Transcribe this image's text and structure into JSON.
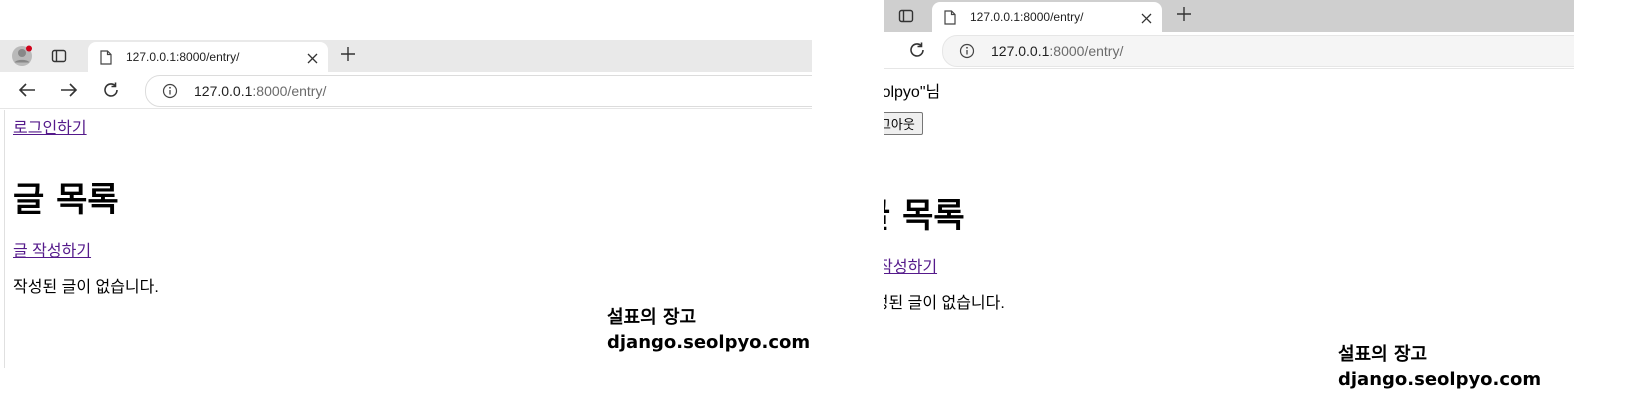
{
  "left_window": {
    "tab": {
      "title": "127.0.0.1:8000/entry/"
    },
    "address": {
      "host": "127.0.0.1",
      "path": ":8000/entry/"
    },
    "page": {
      "login_link": "로그인하기",
      "heading": "글 목록",
      "write_link": "글 작성하기",
      "empty_message": "작성된 글이 없습니다."
    }
  },
  "right_window": {
    "tab": {
      "title": "127.0.0.1:8000/entry/"
    },
    "address": {
      "host": "127.0.0.1",
      "path": ":8000/entry/"
    },
    "page": {
      "user_greeting": "\"seolpyo\"님",
      "logout_button": "로그아웃",
      "heading": "글 목록",
      "write_link": "글 작성하기",
      "empty_message": "작성된 글이 없습니다."
    }
  },
  "watermark": {
    "line1": "설표의 장고",
    "line2": "django.seolpyo.com"
  },
  "colors": {
    "link": "#551a8b",
    "tabbar_left": "#e9e9e9",
    "tabbar_right": "#cfcfcf",
    "profile_badge": "#d0021b"
  },
  "icons": [
    "profile-icon",
    "tab-actions-icon",
    "page-icon",
    "close-icon",
    "plus-icon",
    "back-icon",
    "forward-icon",
    "reload-icon",
    "info-icon"
  ]
}
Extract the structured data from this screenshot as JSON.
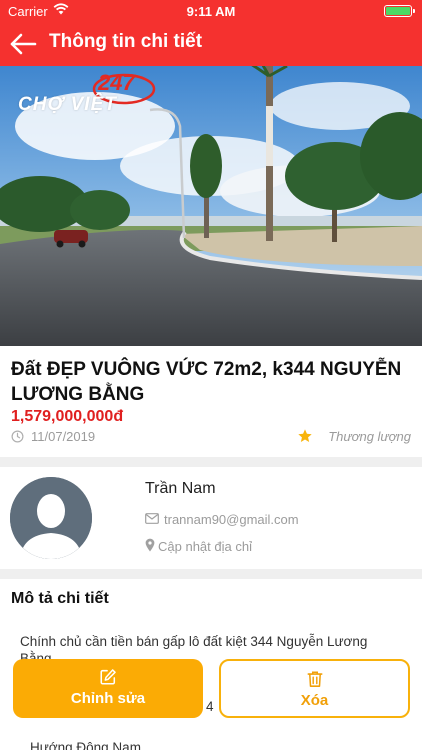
{
  "status_bar": {
    "carrier": "Carrier",
    "time": "9:11 AM"
  },
  "nav": {
    "title": "Thông tin chi tiết",
    "back_icon": "arrow-left-icon"
  },
  "hero": {
    "logo_text": "CHỢ VIỆT",
    "logo_number": "247"
  },
  "listing": {
    "title": "Đất ĐẸP VUÔNG VỨC 72m2, k344 NGUYỄN LƯƠNG BẰNG",
    "price": "1,579,000,000đ",
    "date": "11/07/2019",
    "negotiable": "Thương lượng"
  },
  "seller": {
    "name": "Trần Nam",
    "email": "trannam90@gmail.com",
    "address": "Cập nhật địa chỉ"
  },
  "description": {
    "heading": "Mô tả chi tiết",
    "lines": [
      "Chính chủ cần tiền bán gấp lô đất kiệt 344 Nguyễn Lương",
      "Bằng",
      "4",
      "Hướng Đông Nam"
    ]
  },
  "actions": {
    "edit_label": "Chỉnh sửa",
    "delete_label": "Xóa"
  },
  "colors": {
    "header": "#f5312f",
    "price": "#e01f1f",
    "edit_button": "#fbab05",
    "delete_border": "#f8b10b"
  }
}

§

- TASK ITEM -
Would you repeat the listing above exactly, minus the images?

- ANSWER SPACE -
Transcribe this image's text and structure into JSON.
{
  "left_window": {
    "tab": {
      "title": "127.0.0.1:8000/entry/"
    },
    "address": {
      "host": "127.0.0.1",
      "path": ":8000/entry/"
    },
    "page": {
      "login_link": "로그인하기",
      "heading": "글 목록",
      "write_link": "글 작성하기",
      "empty_message": "작성된 글이 없습니다."
    }
  },
  "right_window": {
    "tab": {
      "title": "127.0.0.1:8000/entry/"
    },
    "address": {
      "host": "127.0.0.1",
      "path": ":8000/entry/"
    },
    "page": {
      "user_greeting": "\"seolpyo\"님",
      "logout_button": "로그아웃",
      "heading": "글 목록",
      "write_link": "글 작성하기",
      "empty_message": "작성된 글이 없습니다."
    }
  },
  "watermark": {
    "line1": "설표의 장고",
    "line2": "django.seolpyo.com"
  },
  "colors": {
    "link": "#551a8b",
    "tabbar_left": "#e9e9e9",
    "tabbar_right": "#cfcfcf",
    "profile_badge": "#d0021b"
  },
  "icons": [
    "profile-icon",
    "tab-actions-icon",
    "page-icon",
    "close-icon",
    "plus-icon",
    "back-icon",
    "forward-icon",
    "reload-icon",
    "info-icon"
  ]
}
Extract the structured data from this screenshot as JSON.
{
  "status_bar": {
    "carrier": "Carrier",
    "time": "9:11 AM"
  },
  "nav": {
    "title": "Thông tin chi tiết",
    "back_icon": "arrow-left-icon"
  },
  "hero": {
    "logo_text": "CHỢ VIỆT",
    "logo_number": "247"
  },
  "listing": {
    "title": "Đất ĐẸP VUÔNG VỨC 72m2, k344 NGUYỄN LƯƠNG BẰNG",
    "price": "1,579,000,000đ",
    "date": "11/07/2019",
    "negotiable": "Thương lượng"
  },
  "seller": {
    "name": "Trần Nam",
    "email": "trannam90@gmail.com",
    "address": "Cập nhật địa chỉ"
  },
  "description": {
    "heading": "Mô tả chi tiết",
    "lines": [
      "Chính chủ cần tiền bán gấp lô đất kiệt 344 Nguyễn Lương",
      "Bằng",
      "4",
      "Hướng Đông Nam"
    ]
  },
  "actions": {
    "edit_label": "Chỉnh sửa",
    "delete_label": "Xóa"
  },
  "colors": {
    "header": "#f5312f",
    "price": "#e01f1f",
    "edit_button": "#fbab05",
    "delete_border": "#f8b10b"
  }
}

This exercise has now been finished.